I started in Okinawan Goju-ryu when I was still in middle school; did that for years, including running a dojo over a decade later. It's hard to say. Frankly, I think that discipline and the older mentors I gained there probably saved my life (or at least kept me from fucking it up irreparably). On the other hand, the current me would probably just go train in combatives with sumdood: Kelly McCann, Rory Miller, maybe something like Craig Douglas' POI. I box 3 nights a week now, just to bone up on the western way of looking at things, and occasionally get hit hard enough to knock my mouthpiece out. Good times. I dunno, there's something to get out of all of it, so long as the instructor is solid. JM (amateur) O.
If I could go back and do it over, I would have wrestled growing up, and tried to box as well. My ground game is a major weak area for me. I also would be very interested in Jiu-Jitsu, as I think that has a lot of practical applications for work.
I like the circular arts like wing chun and kung fu style, but cant stand the flash that goes with them.

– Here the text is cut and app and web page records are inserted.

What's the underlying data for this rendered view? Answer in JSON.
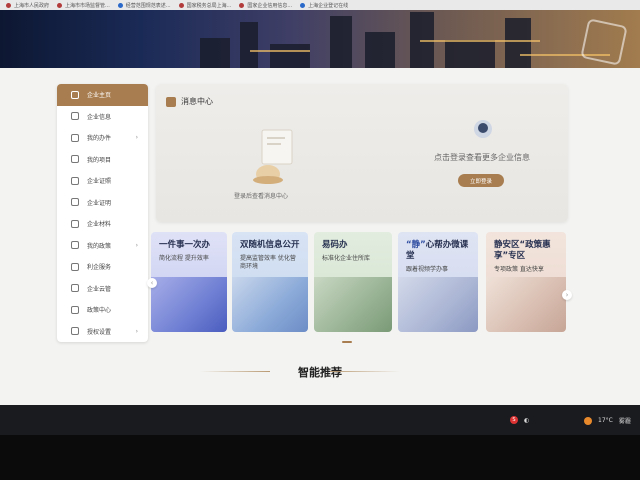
{
  "browser_tabs": [
    {
      "label": "上海市人民政府"
    },
    {
      "label": "上海市市场监督管..."
    },
    {
      "label": "经营范围规范表述..."
    },
    {
      "label": "国家税务总局上海..."
    },
    {
      "label": "国家企业信用信息..."
    },
    {
      "label": "上海企业登记在线"
    }
  ],
  "sidebar": {
    "items": [
      {
        "label": "企业主页",
        "icon": "home-icon",
        "active": true
      },
      {
        "label": "企业信息",
        "icon": "building-icon"
      },
      {
        "label": "我的办件",
        "icon": "document-icon",
        "chevron": "›"
      },
      {
        "label": "我的项目",
        "icon": "project-icon"
      },
      {
        "label": "企业证照",
        "icon": "license-icon"
      },
      {
        "label": "企业证明",
        "icon": "certificate-icon"
      },
      {
        "label": "企业材料",
        "icon": "folder-icon"
      },
      {
        "label": "我的政策",
        "icon": "policy-icon",
        "chevron": "›"
      },
      {
        "label": "利企服务",
        "icon": "service-icon"
      },
      {
        "label": "企业云管",
        "icon": "cloud-icon"
      },
      {
        "label": "政策中心",
        "icon": "center-icon"
      },
      {
        "label": "授权设置",
        "icon": "settings-icon",
        "chevron": "›"
      }
    ]
  },
  "message_center": {
    "title": "消息中心",
    "empty_text": "登录后查看消息中心",
    "login_prompt": "点击登录查看更多企业信息",
    "login_button": "立即登录"
  },
  "cards": [
    {
      "title": "一件事一次办",
      "subtitle": "简化流程 提升效率"
    },
    {
      "title": "双随机信息公开",
      "subtitle": "提高监管效率 优化营商环境"
    },
    {
      "title": "易码办",
      "subtitle": "标准化企业住所库"
    },
    {
      "title_q1": "“静”",
      "title_rest": "心帮办微课堂",
      "subtitle": "跟着视频学办事"
    },
    {
      "title": "静安区“政策惠享”专区",
      "subtitle": "专项政策 直达快享"
    }
  ],
  "section": {
    "title": "智能推荐"
  },
  "taskbar": {
    "tray_s": "S",
    "weather": "17°C",
    "weather_desc": "雾霾"
  }
}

I guess my time spent sort of trimmed its own fat in a way, anything that is sport oriented seems useless to me. I prefer Kali/Escrima, as that gives a strong base for improvised weaponry. Ground game there is no comparison for JiuJitsu, striking I am elbow/knee heavy, but I dont kick above the nipples if I can help it, at least not while the target is standing. I think boxing is amazing for hand speed and accuracy, but as with anything, to study that long in one vein you end up neglecting others. I would have spent more time in JiuJitsu, Kali/Escrima, and worked more heavily on flexibility. I think that in order to be balanced, not rounded as some people put it, but good at all levels of hand to hand, you need to be able to shift from one discipline to another seamlessly. Thats not something most people can do well
I'm not a big hand to hand guy, I train because I have to, not because I enjoy it. But the movement of modern military combatives to mma style striking and BJJ based ground work is a direct result of special operations units seeking the best fighters out there to train them and help develop their programs.
When talking to anyone about styles, it's almost impossible to get an open minded answer about the subject. If a dude has been fighting a style for 30 years don't you think he probably loves his dicipline? If not, what the fuck has the guy been doing for 30 years?!
The thing that became glaring obvious to me as a 20 year old soldier when UFC first started was that multi dicipline no holds barred fighting was fucking hilarious to witness. UFC 1,2, & 3 are referred to by my co-workers as "the circus".
This was a fresh new experience and was sold as "No Rules" (except groin strikes and eye gouging).
Two dudes got in a ring and there were no rounds. Mother fuckers brought whatever they had in terms of fitness and technique, and they beat each others asses until someone got knocked out, choked out, or fucking quit.
This was ALMOST a perfect testing lab to compare apples to oranges. There are those that will argue that the 1 on 1 forum removed the "fighting multiple attackers" aspect in which certain styles like BJJ might not be suited for.
Anyway, if you have never watched "the circus", you need to watch UFC 1-4 and watch how quickly the MT and BJJ combo that we all associate with modern MMA fucking evolved and DOMINATED all other techniques.
Watching a silver medalist Olympic wrestler tap out from a armbar 26 minutes into a non-stop fight when he out weighed his opponent by 40-60lbs AND was on his feet in a dominant position over his opponent, was nothing short of amazing.
Watching drunk Russian fat guys, karate kid wanna be's, semi pro boxers, get their asses beat one after the other was a clue.
UFC today in terms of format evolved into a sport and techniques used today are designed to fight others using similar MMA techniques withing the specific format of that sport. However don't let detractors convince you that means that shit don't work in a free flow multi dicipline environment.
Keep in mind, when it was the circus, any fucking guy with a Krav Maga death head level 20 certification could have stepped in the ring and beat Royce Gracie ' s ass at any point if his shit was more legit.
So for you under 30 young Thundercats, if you have never seen the Circus, find that shit on the internet and figure out where all this shit evolved from in the modern era. Even if you don't learn anything you didn't already know..... that shit is funny.
Train what you enjoy. I wish I had wrestled in high school, otherwise I wouldn't change a lot. Cops need to be able to control people on the ground, weight and pressure becomes inmate from wrestling and bjj, but both have sporty drawbacks.
It's probably more important to do what you enjoy from an instructor who knows how to apply it. But with weapons and kit on it's different from any martial art school. Good teachers can recognize this.
I just went to my first martial arts class today since Tae Kwon Do when I was 10. Reading the threads on here kind of inspired me. It was supposed to be a Krav Maga class, but the regular instructors were gone so it was a boxing/kickboxing/muy Thai class. The gym teaches BJJ/Muy Thai/MMA/Krava Maga. Most of the people I talked to in the class seem to do a mix of everything. I'm gonna sign up for a month and see how it goes.